==== Input material

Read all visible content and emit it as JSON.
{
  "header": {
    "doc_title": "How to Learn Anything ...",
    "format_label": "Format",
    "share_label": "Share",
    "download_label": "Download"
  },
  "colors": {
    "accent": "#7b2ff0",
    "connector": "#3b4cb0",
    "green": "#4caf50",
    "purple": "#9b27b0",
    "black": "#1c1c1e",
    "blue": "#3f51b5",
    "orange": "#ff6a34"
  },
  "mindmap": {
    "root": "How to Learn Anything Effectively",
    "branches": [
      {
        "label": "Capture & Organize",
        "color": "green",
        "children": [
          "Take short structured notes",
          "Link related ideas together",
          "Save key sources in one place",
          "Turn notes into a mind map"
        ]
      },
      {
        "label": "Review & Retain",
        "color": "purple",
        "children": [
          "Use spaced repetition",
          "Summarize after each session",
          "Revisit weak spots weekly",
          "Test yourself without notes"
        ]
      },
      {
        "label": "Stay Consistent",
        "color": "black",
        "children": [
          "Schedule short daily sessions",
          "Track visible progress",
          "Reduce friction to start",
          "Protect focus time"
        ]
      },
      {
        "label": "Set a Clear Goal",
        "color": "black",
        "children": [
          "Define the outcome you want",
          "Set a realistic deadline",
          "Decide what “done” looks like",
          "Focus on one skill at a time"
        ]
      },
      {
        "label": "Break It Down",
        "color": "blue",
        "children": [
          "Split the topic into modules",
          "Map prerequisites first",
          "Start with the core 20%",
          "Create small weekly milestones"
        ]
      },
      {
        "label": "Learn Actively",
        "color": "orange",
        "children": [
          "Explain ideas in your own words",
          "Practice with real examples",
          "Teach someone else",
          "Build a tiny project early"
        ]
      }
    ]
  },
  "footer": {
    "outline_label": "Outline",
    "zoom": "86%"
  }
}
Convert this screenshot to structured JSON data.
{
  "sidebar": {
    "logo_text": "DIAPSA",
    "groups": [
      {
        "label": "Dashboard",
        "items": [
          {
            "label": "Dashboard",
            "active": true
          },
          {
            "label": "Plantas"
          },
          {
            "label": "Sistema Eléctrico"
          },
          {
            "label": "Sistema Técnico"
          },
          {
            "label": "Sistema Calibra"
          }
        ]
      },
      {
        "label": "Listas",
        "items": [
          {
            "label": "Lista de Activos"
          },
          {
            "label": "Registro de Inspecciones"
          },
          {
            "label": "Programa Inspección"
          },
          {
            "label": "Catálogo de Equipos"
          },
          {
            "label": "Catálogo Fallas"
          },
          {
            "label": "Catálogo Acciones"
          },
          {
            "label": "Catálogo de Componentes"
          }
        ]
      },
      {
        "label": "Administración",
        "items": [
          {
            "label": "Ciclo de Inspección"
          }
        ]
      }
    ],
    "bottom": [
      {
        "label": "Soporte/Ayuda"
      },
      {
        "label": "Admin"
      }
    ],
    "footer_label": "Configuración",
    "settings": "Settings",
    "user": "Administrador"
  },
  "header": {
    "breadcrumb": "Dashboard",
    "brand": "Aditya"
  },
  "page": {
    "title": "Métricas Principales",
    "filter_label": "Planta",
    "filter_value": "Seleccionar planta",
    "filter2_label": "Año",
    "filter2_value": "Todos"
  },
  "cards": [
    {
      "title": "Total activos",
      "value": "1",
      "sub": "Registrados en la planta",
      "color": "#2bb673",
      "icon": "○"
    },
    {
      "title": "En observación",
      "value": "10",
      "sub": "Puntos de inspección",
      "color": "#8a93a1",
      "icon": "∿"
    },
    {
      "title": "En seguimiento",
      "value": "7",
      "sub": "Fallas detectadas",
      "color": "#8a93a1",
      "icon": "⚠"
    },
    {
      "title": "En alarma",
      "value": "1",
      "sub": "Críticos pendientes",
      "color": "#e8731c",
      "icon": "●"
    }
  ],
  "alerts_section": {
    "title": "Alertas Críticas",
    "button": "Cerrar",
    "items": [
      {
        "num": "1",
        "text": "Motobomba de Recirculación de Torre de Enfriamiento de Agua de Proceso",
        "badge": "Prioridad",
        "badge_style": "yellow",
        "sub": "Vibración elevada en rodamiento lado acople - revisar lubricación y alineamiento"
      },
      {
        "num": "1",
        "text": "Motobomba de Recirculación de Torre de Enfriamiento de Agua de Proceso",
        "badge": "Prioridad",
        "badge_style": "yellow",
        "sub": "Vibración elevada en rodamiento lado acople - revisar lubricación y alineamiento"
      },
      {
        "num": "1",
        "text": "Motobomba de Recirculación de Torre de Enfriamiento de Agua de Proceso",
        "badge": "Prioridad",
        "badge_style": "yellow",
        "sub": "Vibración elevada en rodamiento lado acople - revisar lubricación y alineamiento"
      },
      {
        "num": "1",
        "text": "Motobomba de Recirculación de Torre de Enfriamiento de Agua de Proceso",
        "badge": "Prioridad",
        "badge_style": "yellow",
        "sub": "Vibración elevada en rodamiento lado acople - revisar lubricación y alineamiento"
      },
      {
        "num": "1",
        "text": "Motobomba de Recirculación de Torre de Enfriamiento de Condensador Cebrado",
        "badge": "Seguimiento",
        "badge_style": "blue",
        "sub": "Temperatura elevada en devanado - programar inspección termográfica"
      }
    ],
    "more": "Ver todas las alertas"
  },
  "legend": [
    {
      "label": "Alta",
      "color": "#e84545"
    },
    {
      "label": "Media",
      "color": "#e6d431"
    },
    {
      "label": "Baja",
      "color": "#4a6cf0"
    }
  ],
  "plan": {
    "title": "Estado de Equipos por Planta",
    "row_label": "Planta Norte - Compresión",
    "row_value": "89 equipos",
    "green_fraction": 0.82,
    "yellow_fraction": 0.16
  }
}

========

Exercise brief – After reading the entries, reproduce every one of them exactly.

Reply –
Read all visible content and emit it as JSON.
{
  "header": {
    "doc_title": "How to Learn Anything ...",
    "format_label": "Format",
    "share_label": "Share",
    "download_label": "Download"
  },
  "colors": {
    "accent": "#7b2ff0",
    "connector": "#3b4cb0",
    "green": "#4caf50",
    "purple": "#9b27b0",
    "black": "#1c1c1e",
    "blue": "#3f51b5",
    "orange": "#ff6a34"
  },
  "mindmap": {
    "root": "How to Learn Anything Effectively",
    "branches": [
      {
        "label": "Capture & Organize",
        "color": "green",
        "children": [
          "Take short structured notes",
          "Link related ideas together",
          "Save key sources in one place",
          "Turn notes into a mind map"
        ]
      },
      {
        "label": "Review & Retain",
        "color": "purple",
        "children": [
          "Use spaced repetition",
          "Summarize after each session",
          "Revisit weak spots weekly",
          "Test yourself without notes"
        ]
      },
      {
        "label": "Stay Consistent",
        "color": "black",
        "children": [
          "Schedule short daily sessions",
          "Track visible progress",
          "Reduce friction to start",
          "Protect focus time"
        ]
      },
      {
        "label": "Set a Clear Goal",
        "color": "black",
        "children": [
          "Define the outcome you want",
          "Set a realistic deadline",
          "Decide what “done” looks like",
          "Focus on one skill at a time"
        ]
      },
      {
        "label": "Break It Down",
        "color": "blue",
        "children": [
          "Split the topic into modules",
          "Map prerequisites first",
          "Start with the core 20%",
          "Create small weekly milestones"
        ]
      },
      {
        "label": "Learn Actively",
        "color": "orange",
        "children": [
          "Explain ideas in your own words",
          "Practice with real examples",
          "Teach someone else",
          "Build a tiny project early"
        ]
      }
    ]
  },
  "footer": {
    "outline_label": "Outline",
    "zoom": "86%"
  }
}
Convert this screenshot to structured JSON data.
{
  "sidebar": {
    "logo_text": "DIAPSA",
    "groups": [
      {
        "label": "Dashboard",
        "items": [
          {
            "label": "Dashboard",
            "active": true
          },
          {
            "label": "Plantas"
          },
          {
            "label": "Sistema Eléctrico"
          },
          {
            "label": "Sistema Técnico"
          },
          {
            "label": "Sistema Calibra"
          }
        ]
      },
      {
        "label": "Listas",
        "items": [
          {
            "label": "Lista de Activos"
          },
          {
            "label": "Registro de Inspecciones"
          },
          {
            "label": "Programa Inspección"
          },
          {
            "label": "Catálogo de Equipos"
          },
          {
            "label": "Catálogo Fallas"
          },
          {
            "label": "Catálogo Acciones"
          },
          {
            "label": "Catálogo de Componentes"
          }
        ]
      },
      {
        "label": "Administración",
        "items": [
          {
            "label": "Ciclo de Inspección"
          }
        ]
      }
    ],
    "bottom": [
      {
        "label": "Soporte/Ayuda"
      },
      {
        "label": "Admin"
      }
    ],
    "footer_label": "Configuración",
    "settings": "Settings",
    "user": "Administrador"
  },
  "header": {
    "breadcrumb": "Dashboard",
    "brand": "Aditya"
  },
  "page": {
    "title": "Métricas Principales",
    "filter_label": "Planta",
    "filter_value": "Seleccionar planta",
    "filter2_label": "Año",
    "filter2_value": "Todos"
  },
  "cards": [
    {
      "title": "Total activos",
      "value": "1",
      "sub": "Registrados en la planta",
      "color": "#2bb673",
      "icon": "○"
    },
    {
      "title": "En observación",
      "value": "10",
      "sub": "Puntos de inspección",
      "color": "#8a93a1",
      "icon": "∿"
    },
    {
      "title": "En seguimiento",
      "value": "7",
      "sub": "Fallas detectadas",
      "color": "#8a93a1",
      "icon": "⚠"
    },
    {
      "title": "En alarma",
      "value": "1",
      "sub": "Críticos pendientes",
      "color": "#e8731c",
      "icon": "●"
    }
  ],
  "alerts_section": {
    "title": "Alertas Críticas",
    "button": "Cerrar",
    "items": [
      {
        "num": "1",
        "text": "Motobomba de Recirculación de Torre de Enfriamiento de Agua de Proceso",
        "badge": "Prioridad",
        "badge_style": "yellow",
        "sub": "Vibración elevada en rodamiento lado acople - revisar lubricación y alineamiento"
      },
      {
        "num": "1",
        "text": "Motobomba de Recirculación de Torre de Enfriamiento de Agua de Proceso",
        "badge": "Prioridad",
        "badge_style": "yellow",
        "sub": "Vibración elevada en rodamiento lado acople - revisar lubricación y alineamiento"
      },
      {
        "num": "1",
        "text": "Motobomba de Recirculación de Torre de Enfriamiento de Agua de Proceso",
        "badge": "Prioridad",
        "badge_style": "yellow",
        "sub": "Vibración elevada en rodamiento lado acople - revisar lubricación y alineamiento"
      },
      {
        "num": "1",
        "text": "Motobomba de Recirculación de Torre de Enfriamiento de Agua de Proceso",
        "badge": "Prioridad",
        "badge_style": "yellow",
        "sub": "Vibración elevada en rodamiento lado acople - revisar lubricación y alineamiento"
      },
      {
        "num": "1",
        "text": "Motobomba de Recirculación de Torre de Enfriamiento de Condensador Cebrado",
        "badge": "Seguimiento",
        "badge_style": "blue",
        "sub": "Temperatura elevada en devanado - programar inspección termográfica"
      }
    ],
    "more": "Ver todas las alertas"
  },
  "legend": [
    {
      "label": "Alta",
      "color": "#e84545"
    },
    {
      "label": "Media",
      "color": "#e6d431"
    },
    {
      "label": "Baja",
      "color": "#4a6cf0"
    }
  ],
  "plan": {
    "title": "Estado de Equipos por Planta",
    "row_label": "Planta Norte - Compresión",
    "row_value": "89 equipos",
    "green_fraction": 0.82,
    "yellow_fraction": 0.16
  }
}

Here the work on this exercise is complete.